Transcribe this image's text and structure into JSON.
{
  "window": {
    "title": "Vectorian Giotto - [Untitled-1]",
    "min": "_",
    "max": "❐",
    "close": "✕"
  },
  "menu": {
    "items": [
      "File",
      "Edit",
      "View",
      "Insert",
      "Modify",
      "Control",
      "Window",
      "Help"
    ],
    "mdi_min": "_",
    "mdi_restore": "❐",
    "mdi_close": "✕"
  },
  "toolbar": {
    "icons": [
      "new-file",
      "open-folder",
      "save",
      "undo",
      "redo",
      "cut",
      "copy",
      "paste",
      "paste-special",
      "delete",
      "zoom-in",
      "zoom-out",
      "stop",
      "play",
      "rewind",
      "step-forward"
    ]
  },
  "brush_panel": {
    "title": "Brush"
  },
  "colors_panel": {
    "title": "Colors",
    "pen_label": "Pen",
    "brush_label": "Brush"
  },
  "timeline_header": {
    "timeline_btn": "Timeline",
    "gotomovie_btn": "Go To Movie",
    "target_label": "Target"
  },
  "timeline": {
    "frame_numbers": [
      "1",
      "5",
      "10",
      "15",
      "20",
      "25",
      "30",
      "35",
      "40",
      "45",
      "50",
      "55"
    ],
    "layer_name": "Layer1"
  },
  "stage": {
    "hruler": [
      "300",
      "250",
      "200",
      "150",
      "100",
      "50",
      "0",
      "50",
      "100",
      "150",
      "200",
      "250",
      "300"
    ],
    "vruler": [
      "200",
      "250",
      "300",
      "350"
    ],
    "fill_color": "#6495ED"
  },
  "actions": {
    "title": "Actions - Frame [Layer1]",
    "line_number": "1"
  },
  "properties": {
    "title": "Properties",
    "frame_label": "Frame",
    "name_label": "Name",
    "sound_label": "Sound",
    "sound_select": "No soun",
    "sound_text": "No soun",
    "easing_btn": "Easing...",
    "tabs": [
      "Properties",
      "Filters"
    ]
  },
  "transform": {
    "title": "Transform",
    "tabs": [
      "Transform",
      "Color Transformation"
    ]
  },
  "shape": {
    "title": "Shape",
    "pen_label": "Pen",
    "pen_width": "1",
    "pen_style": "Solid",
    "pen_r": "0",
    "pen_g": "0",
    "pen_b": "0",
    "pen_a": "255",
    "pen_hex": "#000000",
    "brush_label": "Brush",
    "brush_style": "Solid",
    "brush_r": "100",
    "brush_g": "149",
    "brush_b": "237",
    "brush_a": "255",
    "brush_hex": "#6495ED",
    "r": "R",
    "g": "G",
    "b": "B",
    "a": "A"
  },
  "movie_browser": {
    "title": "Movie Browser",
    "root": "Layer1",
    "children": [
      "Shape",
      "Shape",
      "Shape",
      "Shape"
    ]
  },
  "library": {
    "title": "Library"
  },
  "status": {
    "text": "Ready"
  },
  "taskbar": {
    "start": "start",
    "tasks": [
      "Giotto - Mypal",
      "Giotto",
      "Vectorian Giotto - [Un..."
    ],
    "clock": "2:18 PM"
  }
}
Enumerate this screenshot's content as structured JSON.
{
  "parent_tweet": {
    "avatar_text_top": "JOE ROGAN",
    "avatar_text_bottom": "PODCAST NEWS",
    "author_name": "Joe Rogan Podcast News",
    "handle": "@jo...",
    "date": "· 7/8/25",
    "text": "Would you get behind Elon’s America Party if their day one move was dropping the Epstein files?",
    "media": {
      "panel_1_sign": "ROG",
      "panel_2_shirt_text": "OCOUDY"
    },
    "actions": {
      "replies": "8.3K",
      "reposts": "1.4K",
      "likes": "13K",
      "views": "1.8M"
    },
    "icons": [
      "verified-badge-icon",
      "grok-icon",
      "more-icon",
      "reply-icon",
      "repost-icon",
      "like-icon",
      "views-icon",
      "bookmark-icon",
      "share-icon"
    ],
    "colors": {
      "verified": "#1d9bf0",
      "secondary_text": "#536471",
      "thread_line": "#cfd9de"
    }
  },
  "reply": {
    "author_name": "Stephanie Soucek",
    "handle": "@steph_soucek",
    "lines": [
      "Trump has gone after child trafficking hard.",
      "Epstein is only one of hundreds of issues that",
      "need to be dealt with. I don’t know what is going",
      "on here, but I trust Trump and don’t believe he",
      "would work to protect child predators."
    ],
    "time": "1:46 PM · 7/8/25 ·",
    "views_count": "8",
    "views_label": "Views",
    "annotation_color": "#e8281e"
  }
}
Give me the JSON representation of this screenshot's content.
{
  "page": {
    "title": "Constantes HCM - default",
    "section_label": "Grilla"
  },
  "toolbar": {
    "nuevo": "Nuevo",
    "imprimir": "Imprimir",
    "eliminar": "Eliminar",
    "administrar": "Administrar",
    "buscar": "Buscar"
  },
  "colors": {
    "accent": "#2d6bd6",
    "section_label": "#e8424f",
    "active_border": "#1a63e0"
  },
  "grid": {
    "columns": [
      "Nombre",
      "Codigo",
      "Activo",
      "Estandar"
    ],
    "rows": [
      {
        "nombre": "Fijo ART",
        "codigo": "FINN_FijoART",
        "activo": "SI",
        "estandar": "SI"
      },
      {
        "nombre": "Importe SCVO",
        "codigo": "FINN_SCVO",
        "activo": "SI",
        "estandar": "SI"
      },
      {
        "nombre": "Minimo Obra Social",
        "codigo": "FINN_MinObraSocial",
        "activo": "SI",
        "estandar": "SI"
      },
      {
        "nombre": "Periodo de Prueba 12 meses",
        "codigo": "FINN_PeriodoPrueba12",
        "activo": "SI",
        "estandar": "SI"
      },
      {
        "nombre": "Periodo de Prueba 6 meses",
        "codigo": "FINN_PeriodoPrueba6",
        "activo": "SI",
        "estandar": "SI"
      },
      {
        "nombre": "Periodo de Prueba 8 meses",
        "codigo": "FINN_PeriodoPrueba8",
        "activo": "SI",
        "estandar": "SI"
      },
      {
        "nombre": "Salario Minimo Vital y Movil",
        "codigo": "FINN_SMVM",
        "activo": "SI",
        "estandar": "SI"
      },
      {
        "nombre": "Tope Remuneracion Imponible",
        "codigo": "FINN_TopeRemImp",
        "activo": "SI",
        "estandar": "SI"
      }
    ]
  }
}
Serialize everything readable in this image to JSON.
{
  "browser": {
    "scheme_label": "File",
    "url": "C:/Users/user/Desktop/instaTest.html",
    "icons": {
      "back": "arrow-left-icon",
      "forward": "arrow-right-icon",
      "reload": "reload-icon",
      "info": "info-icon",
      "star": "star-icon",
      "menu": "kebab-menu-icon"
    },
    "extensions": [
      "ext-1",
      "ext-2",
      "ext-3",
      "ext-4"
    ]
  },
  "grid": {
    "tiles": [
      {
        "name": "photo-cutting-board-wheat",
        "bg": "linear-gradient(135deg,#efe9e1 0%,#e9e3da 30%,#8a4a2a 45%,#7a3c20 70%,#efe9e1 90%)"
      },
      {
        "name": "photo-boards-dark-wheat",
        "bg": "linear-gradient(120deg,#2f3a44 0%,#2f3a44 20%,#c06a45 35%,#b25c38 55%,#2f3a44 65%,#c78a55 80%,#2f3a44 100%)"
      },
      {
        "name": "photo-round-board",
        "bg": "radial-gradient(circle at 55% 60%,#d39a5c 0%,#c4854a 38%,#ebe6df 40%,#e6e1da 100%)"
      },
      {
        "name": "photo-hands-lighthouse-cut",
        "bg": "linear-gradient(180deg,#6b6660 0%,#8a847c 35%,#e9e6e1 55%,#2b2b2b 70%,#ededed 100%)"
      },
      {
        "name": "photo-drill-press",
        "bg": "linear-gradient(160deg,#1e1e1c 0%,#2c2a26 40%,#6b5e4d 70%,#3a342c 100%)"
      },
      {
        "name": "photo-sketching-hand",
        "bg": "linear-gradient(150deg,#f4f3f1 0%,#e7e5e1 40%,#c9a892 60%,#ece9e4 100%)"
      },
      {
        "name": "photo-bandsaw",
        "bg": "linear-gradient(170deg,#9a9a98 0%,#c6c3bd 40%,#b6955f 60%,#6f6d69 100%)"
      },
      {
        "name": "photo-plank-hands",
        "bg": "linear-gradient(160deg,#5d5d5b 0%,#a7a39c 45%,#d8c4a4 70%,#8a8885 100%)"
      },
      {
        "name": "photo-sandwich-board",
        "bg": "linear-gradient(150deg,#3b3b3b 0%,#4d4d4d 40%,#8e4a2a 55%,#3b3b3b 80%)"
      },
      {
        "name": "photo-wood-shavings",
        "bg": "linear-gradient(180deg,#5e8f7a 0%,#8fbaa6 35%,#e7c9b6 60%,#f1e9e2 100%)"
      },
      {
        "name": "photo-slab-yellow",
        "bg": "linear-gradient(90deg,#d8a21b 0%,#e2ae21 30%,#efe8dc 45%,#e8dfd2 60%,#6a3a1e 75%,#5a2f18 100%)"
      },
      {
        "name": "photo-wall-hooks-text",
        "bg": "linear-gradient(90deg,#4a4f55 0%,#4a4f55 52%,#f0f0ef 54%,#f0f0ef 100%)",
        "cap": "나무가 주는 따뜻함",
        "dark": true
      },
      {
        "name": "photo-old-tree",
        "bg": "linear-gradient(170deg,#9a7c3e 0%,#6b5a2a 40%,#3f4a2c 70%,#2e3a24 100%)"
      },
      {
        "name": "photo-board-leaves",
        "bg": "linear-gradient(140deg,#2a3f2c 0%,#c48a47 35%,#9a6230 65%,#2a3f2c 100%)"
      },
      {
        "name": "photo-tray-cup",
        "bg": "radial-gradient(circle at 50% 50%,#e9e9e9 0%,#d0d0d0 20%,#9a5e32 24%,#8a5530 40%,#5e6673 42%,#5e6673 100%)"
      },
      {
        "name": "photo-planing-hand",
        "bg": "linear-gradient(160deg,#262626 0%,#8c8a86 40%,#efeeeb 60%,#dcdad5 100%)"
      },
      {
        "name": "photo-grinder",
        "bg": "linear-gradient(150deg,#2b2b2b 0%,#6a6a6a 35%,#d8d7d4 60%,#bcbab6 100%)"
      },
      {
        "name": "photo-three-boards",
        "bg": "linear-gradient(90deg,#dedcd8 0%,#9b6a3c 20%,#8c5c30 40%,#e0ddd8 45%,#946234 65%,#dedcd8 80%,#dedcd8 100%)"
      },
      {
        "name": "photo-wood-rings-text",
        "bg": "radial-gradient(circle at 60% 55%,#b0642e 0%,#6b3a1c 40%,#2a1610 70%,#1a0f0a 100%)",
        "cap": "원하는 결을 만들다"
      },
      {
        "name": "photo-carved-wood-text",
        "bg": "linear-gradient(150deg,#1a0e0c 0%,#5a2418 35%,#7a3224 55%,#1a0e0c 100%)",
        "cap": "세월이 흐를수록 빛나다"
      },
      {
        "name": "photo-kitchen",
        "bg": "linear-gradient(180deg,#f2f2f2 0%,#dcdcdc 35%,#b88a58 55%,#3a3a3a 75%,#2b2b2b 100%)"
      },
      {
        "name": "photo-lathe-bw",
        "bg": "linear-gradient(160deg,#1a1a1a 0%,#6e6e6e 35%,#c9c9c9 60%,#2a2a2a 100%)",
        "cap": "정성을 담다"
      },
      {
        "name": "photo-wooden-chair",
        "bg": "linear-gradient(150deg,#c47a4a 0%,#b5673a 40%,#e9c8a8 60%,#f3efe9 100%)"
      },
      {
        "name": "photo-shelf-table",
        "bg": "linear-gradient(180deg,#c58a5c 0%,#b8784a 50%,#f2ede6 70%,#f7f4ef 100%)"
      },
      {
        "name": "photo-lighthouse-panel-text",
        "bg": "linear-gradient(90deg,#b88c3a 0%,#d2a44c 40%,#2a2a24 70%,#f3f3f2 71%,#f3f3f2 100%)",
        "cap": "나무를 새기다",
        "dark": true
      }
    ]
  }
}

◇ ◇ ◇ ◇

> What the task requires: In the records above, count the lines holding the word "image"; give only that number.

> Response to this exercise: 2